Like most pregnant women, I'd had a plan. I would deliver my baby and take a three-month maternity leave. I would hire a doula, work with a trainer three times a week, and get back into shape in a reasonable time.

So much for plans. My liver and kidney functions gradually improved, my blood pressure leveled out so I was no longer in constant danger of stroke, but I learned that in addition to the preeclampsia, I had something called Sheehan's syndrome. A lack of oxygen to my brain during childbirth had caused a hormonal imbalance. My body was no longer producing enough cortisol, which plays a vital role in helping to regulate the body's response to stress. My only option was to go on steroids, possibly for the rest of my life. Although the steroids would raise my cortisol levels, this was not a fun option: I began to gain weight on the drug—soon I weighed more than I did when I was pregnant.

The hope was that eventually my brain would start making cortisol again, but it wasn't happening. In addition, I had massive uterine fibroids (some as big as 4 pounds) that didn't shrink after pregnancy the way they normally do.

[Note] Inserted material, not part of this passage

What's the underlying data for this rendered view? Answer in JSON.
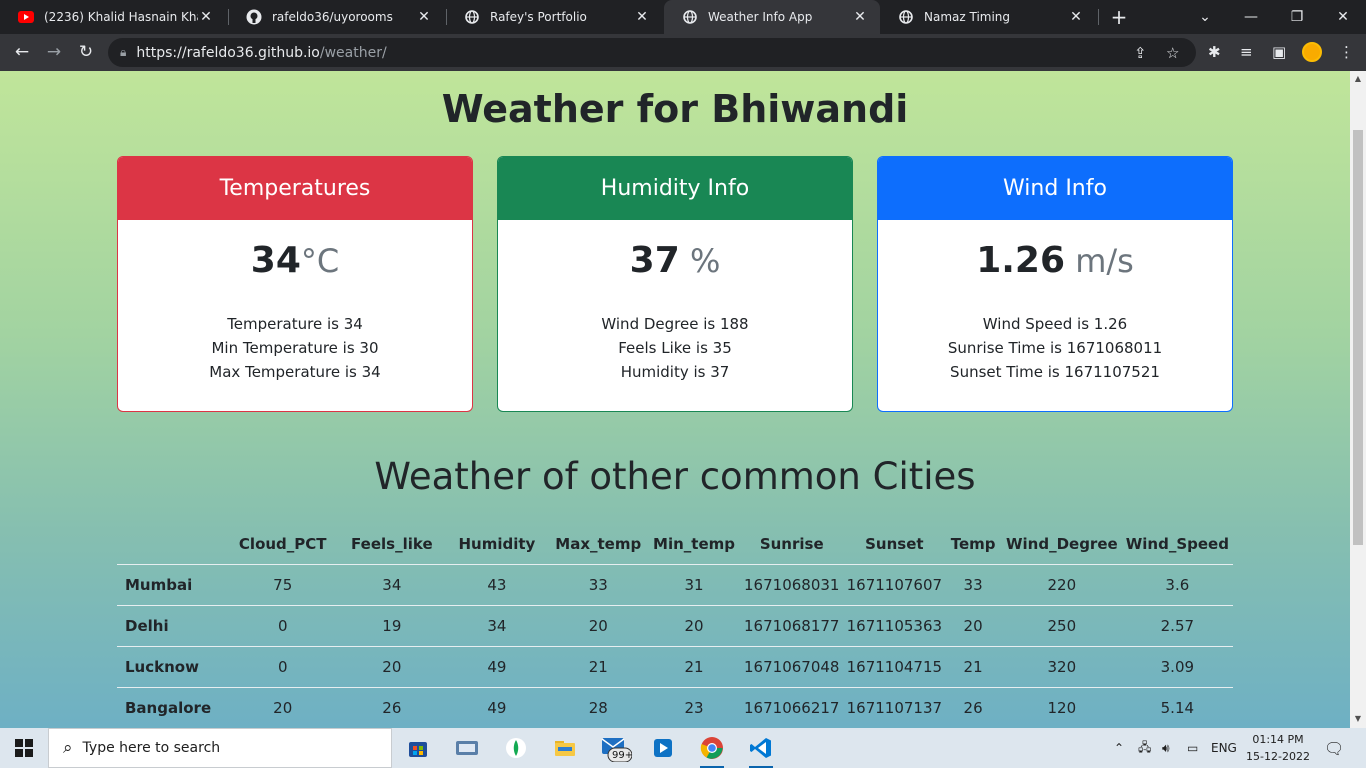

Each week I had a new doctor's appointment. I had ultrasounds and MRIs of my brain and my uterus. I still felt pretty beat up, but once I got the four-week clearance on my C-section incision, I headed back to the elliptical trainer. My newborn baby, a micro-preemie, had her own set of medications and doctor's appointments. My husband, who had been working from home and the hospital's Wi-Fi area, had to go back to the office, so I got up at 4:30 every morning to get to the gym before he left. But nothing was changing. I felt bad and I looked worse.

Then, to paraphrase Fannie Lou Hamer, I got sick and tired of being sick and tired. Two years before, I had interviewed Charles Brown, a psychologist who directs FPS Performance, a coaching practice in Charlotte, North Carolina, for a story about athletes and peak performance. The previous month, he had sent me a newsletter announcing his return from working with the U.S. national white-water team. It occurred to me that what I wanted—what I needed—was someone who could coach me back from illness the way an elite athlete is brought back to the playing field after a serious injury. I wanted strategies for kicking my illness' ass.

I e-mailed Dr. Charlie with trepidation. "It would be too expensive" was my first thought. I also worried that he wouldn't have time for someone like me. He has worked with Olympic athletes in swimming and track and field. He trains world champion triathletes for the Ironman in Kona, Hawaii. To my surprise, he responded right away and we set up a super-reasonable coaching plan: $250 a month.

First, he asked me to sign a coaching agreement. One clause explained that on the rare occasion that one athlete he coaches competes against another, his goal is to maximize each athlete's potential, respect confidentiality, and not provide advantages. This is good, I thought. Should I come up against another preeclamptic new mom with Sheehan's syndrome at, say, a Neiman's sale, Dr. Charlie wouldn't be on the sidelines giving her tips on how to get a cashmere sweater away from me.


Next Story